By Emily Condie
In any industry where a platform (and therefore a degree of power) is distributed, it feels inevitable that at some point, someone in this position will abuse it. Although the idea of an artist you support – and oftentimes subconsciously put trust into – being capable of taking advantage of their success in a malicious way is alarming, it is not one that anyone should ever be completely closed off to. Particularly when a victim comes forward.
As a largely male dominated industry, sexual abuse, assault and harassment have always been endemic in the culture, and as a result of the continuous ‘turning a blind eye’, we see passivity in the face of these problems. Because of the 80s ‘groupie’ culture (wherein women would follow a band or artist around on tour, often hoping for a sexual relationship with them), and the glorification of the ‘rockstar’ type figure, the expectation that a lot of men in the industry will take advantage of their success and of women has become overly normalised. This shouldn’t be the case, and should never have been the case – so why are we only just talking about it now?
In any case, coming forward and speaking about sexual assault is a task that for a lot of women is terrifying for a number of reasons – one of the main being whether anybody will actually listen, and whether anything will be done.
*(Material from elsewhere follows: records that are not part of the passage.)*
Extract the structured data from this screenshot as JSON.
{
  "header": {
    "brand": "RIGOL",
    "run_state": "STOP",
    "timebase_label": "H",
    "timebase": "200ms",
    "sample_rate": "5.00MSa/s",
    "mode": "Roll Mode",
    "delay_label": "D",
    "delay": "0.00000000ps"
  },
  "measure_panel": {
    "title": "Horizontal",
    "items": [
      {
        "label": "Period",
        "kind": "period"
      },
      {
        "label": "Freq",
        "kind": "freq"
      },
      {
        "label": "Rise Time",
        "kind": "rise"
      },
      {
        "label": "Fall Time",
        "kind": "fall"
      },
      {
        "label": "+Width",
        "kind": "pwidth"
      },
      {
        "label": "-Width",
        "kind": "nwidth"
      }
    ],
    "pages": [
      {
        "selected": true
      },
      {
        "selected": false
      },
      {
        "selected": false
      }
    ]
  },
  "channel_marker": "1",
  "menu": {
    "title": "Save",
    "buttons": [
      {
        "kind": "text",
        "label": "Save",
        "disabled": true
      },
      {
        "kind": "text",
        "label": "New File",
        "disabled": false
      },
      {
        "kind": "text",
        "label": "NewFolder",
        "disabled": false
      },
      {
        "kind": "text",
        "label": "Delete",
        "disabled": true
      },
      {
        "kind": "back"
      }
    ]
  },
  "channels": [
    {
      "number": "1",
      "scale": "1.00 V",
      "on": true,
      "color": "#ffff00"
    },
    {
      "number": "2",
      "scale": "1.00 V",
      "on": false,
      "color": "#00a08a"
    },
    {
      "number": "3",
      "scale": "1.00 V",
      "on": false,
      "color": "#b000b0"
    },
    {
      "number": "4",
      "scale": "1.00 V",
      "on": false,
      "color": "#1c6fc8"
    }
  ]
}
Unfortunately, this means that in England and Wales only 15% of those who experience sexual violence actually report it to the police, as well as a tiny 5.7% of reported rape cases ending in a conviction for the perpetrator. In this case, it’s obvious that when the abuser is somebody with a large platform or a lot of success, these fears and issues are only going to be heightened. Things such as the fanbase’s reaction, the accusations of defamation, even down to the power that the legal team and management hold and their ability to kill the accusations will all have a profound impact on the victim’s decision. This is completely wrong, rooted in sexism, and needs to change – something we as individuals can try our best to help with.
This starts with giving women a voice, and listening when they tell their story. It’s already troubling how common sexual violence is in the music industry, and ignoring or dismissing accusations allows this behaviour to continue unquestioned. By calling out and stopping supporting predators and abusers, as well as encouraging and listening to victims, the music scene becomes safer for everyone, and women won’t feel so trapped and silenced.
Something extremely beneficial in this area was the founding of the #MeToo movement in 2006 by activist Tarana Burke. Burke’s aim was to empower survivors by providing a feeling of solidarity, as well as encouraging women to talk about their experiences in order to truly portray the extent of the problem, and the disturbingly high number of women who have gone through similar things to each other. Despite the success of the #MeToo movement and the attention it has received, it has only been in recent years that the music industry has had a breakthrough in recognising the problem rooted in its culture, with abusers such as R. Kelly and Ryan Adams finally facing consequences for their horrific actions. While this is naturally a good thing, there’s still a long way to go before the industry is safe for women: artists, fans and those behind the scenes.
Another surprising platform in the calling out of abusers is social media, particularly Twitter, where just last month The Regrettes’ Lydia Night talked about her experience with SWMRS drummer Joey Armstrong. Her accusations detailed the feeling that she was forced into activity she didn’t consent to, and the way Armstrong enforced secrecy in their relationship while she was underage. Something she also mentioned was the sheer volume of harassment she received from SWMRS fans, which she felt was encouraged by other band members – she wasn’t listened to properly until Wallows’ Dylan Minette stood in solidarity with her in a series of tweets, which forced SWMRS to acknowledge the situation. She shouldn’t have ever been shut down by people who don’t actually know anything about her position, but she was – should Armstrong have had no platform, or not been a member of SWMRS, would this have been different?
By being complicit in abuse, fans make it more and more difficult for victims to get justice. When you like a band and actively support them, you allow them to maintain the platform that they’ve created. When you accuse a woman of ‘clout chasing’, or having ‘no proof’ when they make an accusation, you shut them down, and allow the said band to continue to abuse their position of power. Collectively, as fans, we need to hold artists accountable for their actions and stand with victims – particularly in certain alternative genres which are completely dominated by men, and in which the age gap between teenage fans and the band members would allow the artists to completely take advantage of younger, naive girls. The music industry has never been, and isn’t innocent. Don’t stop talking about it.